In my prior post, I introduced several abstractions — Cryptographic Service Providers, cryptographic contexts and key containers — that are part of Windows CryptoAPI and promised to look at cryptographic keys next.
Well, I changed my mind, figuring it might be better to first talk about simpler operations that do not require the use of keys at all. This post thus describes the generation of hashes, message digests and message integrity codes using Windows CryptoAPI and TWAPI.
This is the second in a series of posts on the use of cryptography on Windows. The previous blog post introduced the basic concepts related to cryptography. Here we delve into how those concepts are implemented in Windows at a system or architectural level and of course, how one accesses them from Tcl. This will lay the ground for discussing the actual cryptographic operations in future posts.
Security is currently the No. 1 priority for the software industry; and if that's not the case, it should be, given the current state of affairs with daily reports of major computer break-ins, credit card fraud, identity theft etc. It is important for applications, and application writers, to be aware of these issues and make use of all available technologies to protect against attacks.
Many programming tasks are very simply expressed and implemented through recursive algorithms, traversing a tree data structure being just one example. The primary reason recursion simplifies implementation is that the state of the computation is implicitly maintained, freeing the programmer from the burden of explicitly tracking the computational state of the program. For example, in a recursive tree walking implementation, the "current location" in the tree is implicitly tracked.

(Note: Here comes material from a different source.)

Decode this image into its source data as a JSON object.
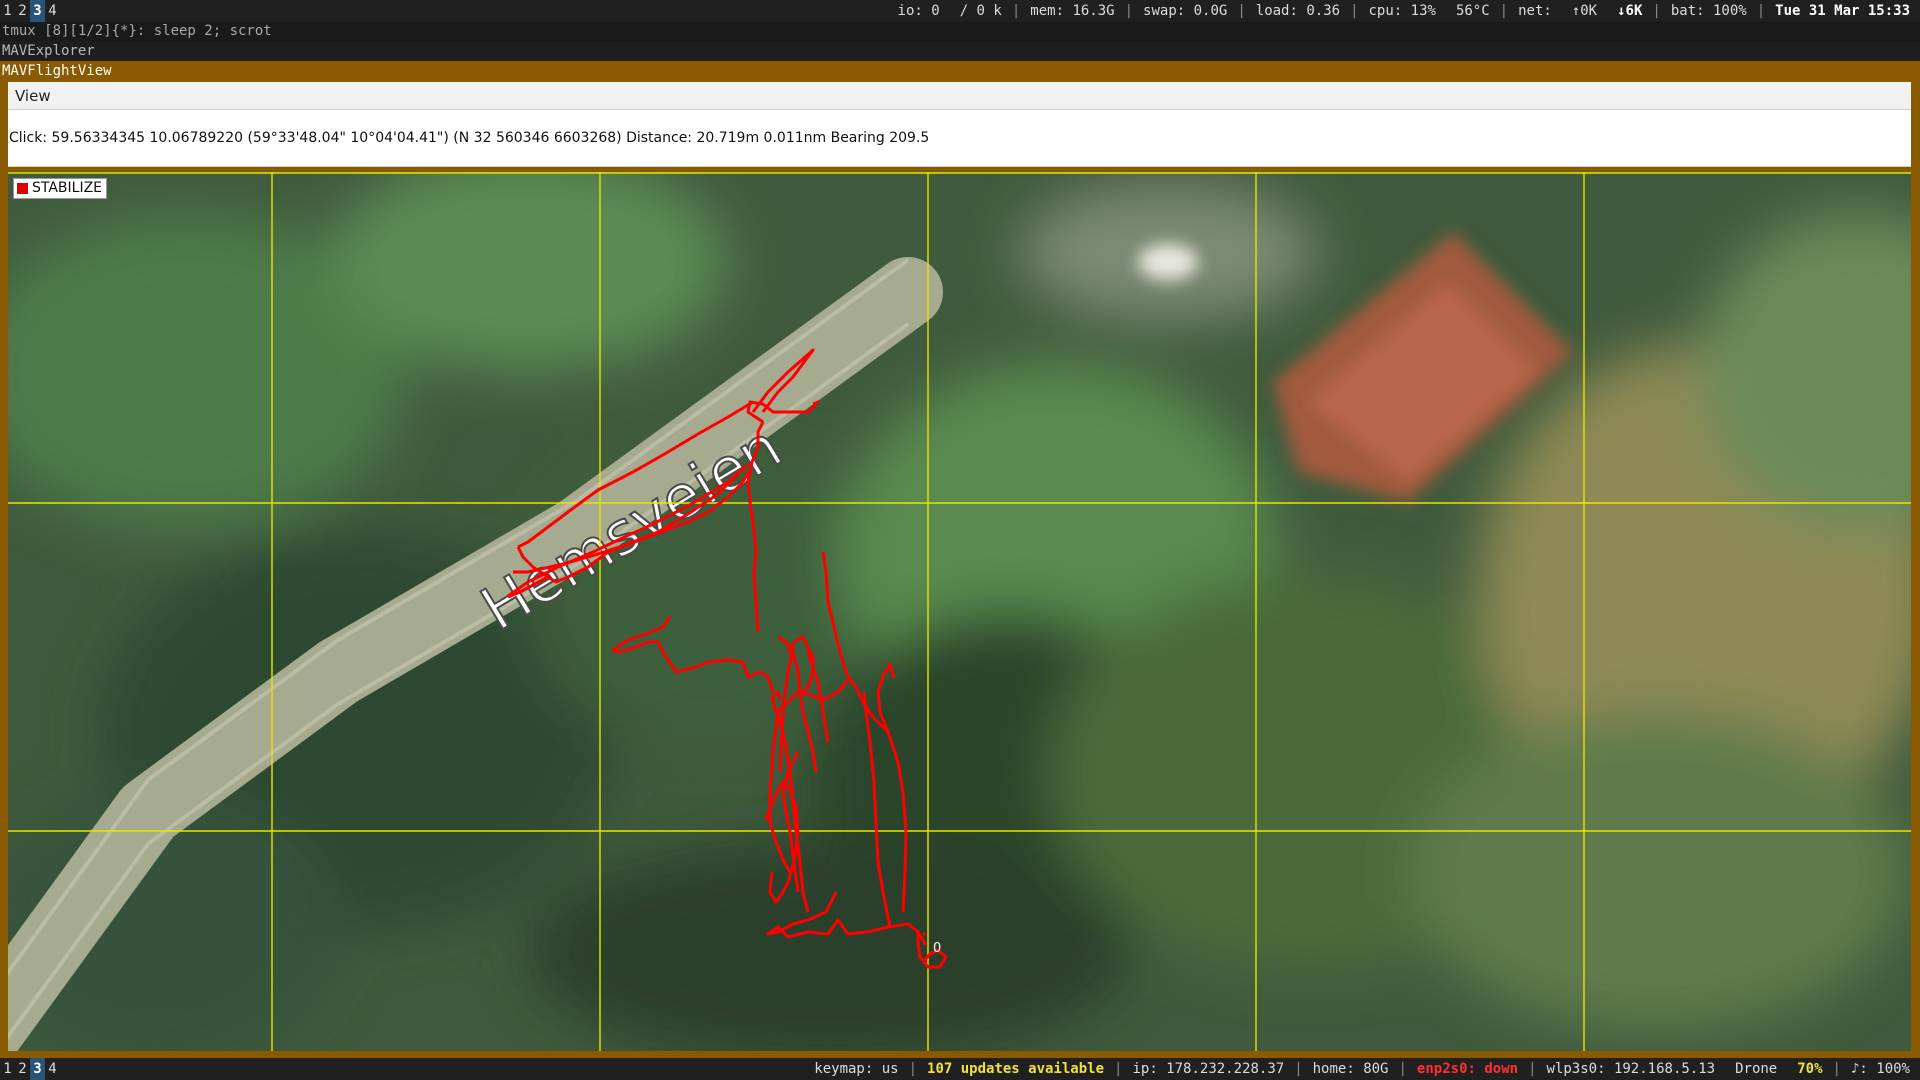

However, there are situations where a recursive model does not fit the needs of an application. For example, the application may want to traverse a tree in iterative fashion, retrieving one node at a time, operating on it and then potentially doing some unrelated computation before retrieving the next node at some unknown point in the future.

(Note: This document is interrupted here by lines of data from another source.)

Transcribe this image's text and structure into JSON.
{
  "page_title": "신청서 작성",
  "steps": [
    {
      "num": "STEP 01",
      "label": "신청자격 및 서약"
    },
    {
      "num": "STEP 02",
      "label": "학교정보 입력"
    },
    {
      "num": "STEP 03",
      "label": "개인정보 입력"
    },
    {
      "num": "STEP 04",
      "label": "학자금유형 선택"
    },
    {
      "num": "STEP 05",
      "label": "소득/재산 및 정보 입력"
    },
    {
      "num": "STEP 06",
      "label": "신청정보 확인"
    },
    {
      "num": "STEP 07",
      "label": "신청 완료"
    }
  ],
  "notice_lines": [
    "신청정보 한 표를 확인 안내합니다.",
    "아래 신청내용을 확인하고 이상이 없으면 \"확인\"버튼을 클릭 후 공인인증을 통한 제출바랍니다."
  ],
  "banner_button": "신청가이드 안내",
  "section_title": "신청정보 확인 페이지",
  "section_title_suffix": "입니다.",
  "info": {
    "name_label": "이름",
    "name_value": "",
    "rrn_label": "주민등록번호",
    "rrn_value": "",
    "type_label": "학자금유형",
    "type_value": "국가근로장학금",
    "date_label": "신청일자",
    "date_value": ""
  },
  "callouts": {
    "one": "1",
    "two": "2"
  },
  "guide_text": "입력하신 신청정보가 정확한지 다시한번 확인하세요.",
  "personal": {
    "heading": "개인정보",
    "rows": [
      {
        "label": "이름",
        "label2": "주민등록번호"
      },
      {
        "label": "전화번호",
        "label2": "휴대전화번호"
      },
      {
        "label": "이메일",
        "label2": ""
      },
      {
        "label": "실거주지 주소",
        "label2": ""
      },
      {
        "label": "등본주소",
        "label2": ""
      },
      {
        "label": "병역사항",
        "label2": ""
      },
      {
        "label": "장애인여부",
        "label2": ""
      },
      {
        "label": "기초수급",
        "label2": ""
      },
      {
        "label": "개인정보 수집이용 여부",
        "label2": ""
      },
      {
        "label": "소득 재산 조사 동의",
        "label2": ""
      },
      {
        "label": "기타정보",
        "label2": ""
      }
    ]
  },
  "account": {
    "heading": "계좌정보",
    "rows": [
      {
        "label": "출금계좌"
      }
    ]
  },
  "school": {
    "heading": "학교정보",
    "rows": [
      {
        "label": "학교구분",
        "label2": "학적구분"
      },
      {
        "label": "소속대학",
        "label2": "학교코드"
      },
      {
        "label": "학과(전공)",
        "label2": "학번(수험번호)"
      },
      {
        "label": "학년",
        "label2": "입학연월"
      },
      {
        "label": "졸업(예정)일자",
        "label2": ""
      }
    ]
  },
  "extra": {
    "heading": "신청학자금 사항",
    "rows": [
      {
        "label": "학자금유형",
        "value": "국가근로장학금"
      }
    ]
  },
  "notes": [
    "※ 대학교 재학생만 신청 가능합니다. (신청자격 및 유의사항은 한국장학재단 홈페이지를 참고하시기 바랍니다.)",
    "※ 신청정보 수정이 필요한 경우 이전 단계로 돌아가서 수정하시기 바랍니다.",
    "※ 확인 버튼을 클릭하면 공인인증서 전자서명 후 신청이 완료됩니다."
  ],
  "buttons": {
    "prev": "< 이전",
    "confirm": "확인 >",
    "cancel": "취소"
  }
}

Here is where coroutines can bridge the impedance mismatch, presenting an iterative interface to a naturally recursive algorithm.
This post is about US encryption controls on open source software and what programmers need to do to comply with those regulations.
I must start with a caveat because I know practically nothing about the subject! Treat it as one person's understanding of the matter, not legal advice. I am not a lawyer, don't play one on TV or even actually know a real lawyer. I am writing this as an aid to others writing open source software in the hope it will make them aware of the concerned regulations.
A previous blog post described the representation command and its use for introspecting Tcl's internal structures for storing data. I promised a follow-up post that talked about Tcl's compiled byte code and the disassemble command for inspecting it. Well, only two years later, here is that post as promised.
In a prior post I had illustrated the use of the Tcl promise package for asynchronous computing with some examples. There we had ignored the possibility of errors and exceptions and how they are handled in promise-based code. In this post, we build on the examples in that post to illustrate how promises greatly simplify handling of errors in async code.
I had previously described an experimental implementation of promises for Tcl. On re-reading my earlier post, I was somewhat dissatisfied with the treatment there in that I did not feel it fully reflected the value of the promise abstraction, getting somewhat caught up in the details. This post takes a somewhat different approach, concentrating more on examples and refraining from going into detail about each command or method. Here I am more interested giving you a flavor of programming with promises and motivating you to explore further.
This post is obsoleted by the promise package (based on the code is this post) and by newer posts on the topic. Nevertheless it may still hold some tutorial benefit.
Other languages, from Python and Scala to C#, C++ and Java, have implementations of promises in various flavors (sometimes separated into promises and futures). Not finding one for Tcl (we cannot let Tcl lag!), I started on an experimental implementation described in this post.